Analysts and Airbus appear to be at odds over whether the manufacturer will launch the A220-500, a stretched variant of the A220, at the upcoming Paris Air Show.
According to a report by Bloomberg, analysts at Bank of America are predicting that Airbus could announce the A220-500 as soon as the next edition of the trade event taking place at Paris–Le Bourget Airport (LBG) between June 19, and June 25, 2023. However, the same report also included a statement from the manufacturer that said there are no plans for new products in the “current environment”.
“The A220-100 and A220-300 ramp up are the priority and we’re not launching a new product in the current environment. We have said the A220 stretch is a matter of when and not if, though we are not able to give a timeline,” said an Airbus representative in a statement to AeroTime.
Furthermore, a spokesperson for Airbus told Reuters that the launch of the A220-500 was a question of if rather than when. The publication also cited two sources close to the matter who ruled out an announcement at the Paris Air Show.
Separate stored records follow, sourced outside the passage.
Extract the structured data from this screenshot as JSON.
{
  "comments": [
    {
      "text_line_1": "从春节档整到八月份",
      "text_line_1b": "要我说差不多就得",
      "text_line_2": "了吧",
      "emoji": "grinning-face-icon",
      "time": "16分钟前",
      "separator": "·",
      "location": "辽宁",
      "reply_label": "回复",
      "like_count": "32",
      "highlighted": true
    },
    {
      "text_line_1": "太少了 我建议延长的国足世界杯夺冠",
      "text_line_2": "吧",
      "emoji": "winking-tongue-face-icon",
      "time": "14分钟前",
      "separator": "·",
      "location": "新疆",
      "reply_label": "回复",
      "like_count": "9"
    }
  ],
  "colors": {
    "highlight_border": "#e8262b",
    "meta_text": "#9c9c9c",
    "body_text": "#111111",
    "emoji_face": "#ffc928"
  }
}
Airbus and Pratt & Whitney, the manufacturer of the PW1500G, the only engine option for the A220, have struggled to deal with supply chain issues in recent months. The European aircraft manufacturer missed its delivery target for 2022 and has reiterated that the current operating environment is “adverse”, with CEO Guillaume Faury stating that there are “persistent tensions in the supply chain”.
“We remain focused on delivering the commercial aircraft ramp-up and longer-term transformation,” Faury stated when discussing Airbus’ Q1 2023 financial results.
Meanwhile, Pratt & Whitney’s PW1000G aircraft engine family has also encountered persistent issues, with very slow turnaround times at maintenance, repair, and overhaul (MRO) facilities, forcing airlines to ground their PW1000G-powered aircraft, including the PW1500G-powered Airbus A220s.
For example, Martin Gauss, the chairman and CEO of airBaltic, told FlightGlobal that one PW1500G engine was under maintenance for 386 days.
According to ch-aviation.com data, out of a total of 271 Airbus A220s delivered to airlines so far, 62 are currently either in storage or undergoing maintenance, including nine testbeds or aircraft utilized by the manufacturer.